Multi-Asset Class Risk Monitor Highlights | Week Ended November 12, 2021

  • Inflation surge puts dent in Fed’s ‘transitory’ narrative
  • Increased likelihood of a rate-hike boosts dollar
  • Portfolio risk rises, as cross-asset correlations turn positive

Inflation surge puts dent in Fed’s ‘transitory’ narrative

Yields on short-dated US government bonds rose sharply in the week ending November 12, 2021, as a surge in realized inflation put another dent in the Federal Reserve’s narrative that current inflationary pressures are ‘transitory’. The Bureau of Labor Statistics announced on Wednesday that US consumer prices rose 0.8% in October, which elevated the annual headline number to 6.2%—the fastest growth in almost three decades. The core component, which excludes more volatile food and energy costs, grew at an only marginally slower pace of 0.6% month-on-month. A decline in the annual rate to 2%, on the other hand, would require average monthly price changes to be no more than 0.17%. Yield increases were most pronounced at the 5-year point of the curve, which rose by almost 20 basis points, as the corresponding breakeven inflation rate surpassed 3.1% for the first time in its 20-year history.

Please refer to Figures 3 & 4 of the current Multi-Asset Class Risk Monitor (dated November 12, 2021) for further details.

Increased likelihood of a rate-hike boosts dollar

The US dollar appreciated by nearly 1% against a basket of foreign currencies, as futures traders forecast an 80% likelihood that the Federal Reserve will raise its Federal Funds target by at least 0.25% by July next year. This compares to an implied probability of only 13% right before the FOMC meeting on September 21-22. The move propelled the greenback to a 16-month high against the euro, reflecting the differing monetary-policy expectations in the two regions. Despite Eurozone headline consumer prices having risen at the same month-on-month rate of 0.8% as their American counterparts, European short-term interest-rate markets do not seem to expect the European Central Bank to touch its policy rates before December 2022.

Please refer to Figure 6 of the current Multi-Asset Class Risk Monitor (dated November 12, 2021) for further details.

Portfolio risk rises, as cross-asset correlations turn positive

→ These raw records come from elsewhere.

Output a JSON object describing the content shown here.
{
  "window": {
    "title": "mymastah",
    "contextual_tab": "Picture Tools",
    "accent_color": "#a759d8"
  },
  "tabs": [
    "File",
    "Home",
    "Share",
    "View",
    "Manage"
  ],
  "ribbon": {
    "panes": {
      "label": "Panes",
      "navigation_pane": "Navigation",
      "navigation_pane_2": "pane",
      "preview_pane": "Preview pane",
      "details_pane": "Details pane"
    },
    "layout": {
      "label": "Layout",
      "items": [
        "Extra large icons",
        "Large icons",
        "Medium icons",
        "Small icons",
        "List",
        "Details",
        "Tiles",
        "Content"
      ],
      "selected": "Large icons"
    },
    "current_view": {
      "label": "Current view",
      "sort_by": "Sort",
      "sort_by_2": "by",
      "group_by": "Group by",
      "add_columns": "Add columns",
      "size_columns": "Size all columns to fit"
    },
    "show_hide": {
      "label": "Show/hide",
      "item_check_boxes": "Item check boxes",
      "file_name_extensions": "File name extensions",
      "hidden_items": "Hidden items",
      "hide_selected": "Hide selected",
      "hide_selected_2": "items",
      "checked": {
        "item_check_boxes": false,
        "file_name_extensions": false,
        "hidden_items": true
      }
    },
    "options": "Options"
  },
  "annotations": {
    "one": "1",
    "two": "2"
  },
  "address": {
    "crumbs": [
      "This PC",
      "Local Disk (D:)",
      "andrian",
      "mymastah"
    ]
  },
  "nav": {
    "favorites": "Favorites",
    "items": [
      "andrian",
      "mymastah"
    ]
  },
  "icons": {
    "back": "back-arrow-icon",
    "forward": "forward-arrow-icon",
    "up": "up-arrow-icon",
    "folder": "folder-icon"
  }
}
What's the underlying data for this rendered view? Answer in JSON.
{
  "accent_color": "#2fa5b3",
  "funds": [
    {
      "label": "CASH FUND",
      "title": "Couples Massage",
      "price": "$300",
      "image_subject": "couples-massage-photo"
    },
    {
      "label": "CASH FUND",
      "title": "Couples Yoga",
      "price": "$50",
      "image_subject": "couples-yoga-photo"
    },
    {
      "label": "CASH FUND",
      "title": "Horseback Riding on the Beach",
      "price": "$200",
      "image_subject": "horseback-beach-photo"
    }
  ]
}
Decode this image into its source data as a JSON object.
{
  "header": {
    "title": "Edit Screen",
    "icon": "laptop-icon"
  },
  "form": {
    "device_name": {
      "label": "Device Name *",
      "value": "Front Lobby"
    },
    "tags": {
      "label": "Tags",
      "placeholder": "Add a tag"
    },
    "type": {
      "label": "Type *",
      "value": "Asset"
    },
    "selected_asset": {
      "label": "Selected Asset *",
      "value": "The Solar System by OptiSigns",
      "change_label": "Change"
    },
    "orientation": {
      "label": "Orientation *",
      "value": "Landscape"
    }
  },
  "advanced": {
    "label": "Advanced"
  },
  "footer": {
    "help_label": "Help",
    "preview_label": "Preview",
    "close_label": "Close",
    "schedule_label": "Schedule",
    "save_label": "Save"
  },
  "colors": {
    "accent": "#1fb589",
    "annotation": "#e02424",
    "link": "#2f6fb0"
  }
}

Predicted short-term risk in Qontigo’s global multi-asset class model portfolio rose half a percentage point to 6.9% as of Friday, November 12, 2021, as the benefits of lower equity volatility were offset by stronger interest-rate fluctuations, as well as an increased co-movement of bond returns with both share prices and exchange rates. Consequently, the fixed income holdings saw their combined share of overall portfolio volatility surge from 16% to 25.7%. Global index-linked government bonds were once again the riskiest debt category, accounting for 7.8% of total risk, relative to their monetary weight of 5%. High yield corporates, on the other hand, appeared to provide the greatest diversification benefits—alongside the Japanese yen—as credit spreads remained inversely related with risk-free interest rates.

Please refer to Figures 7-10 of the current Multi-Asset Class Risk Monitor (dated November 12, 2021) for further details.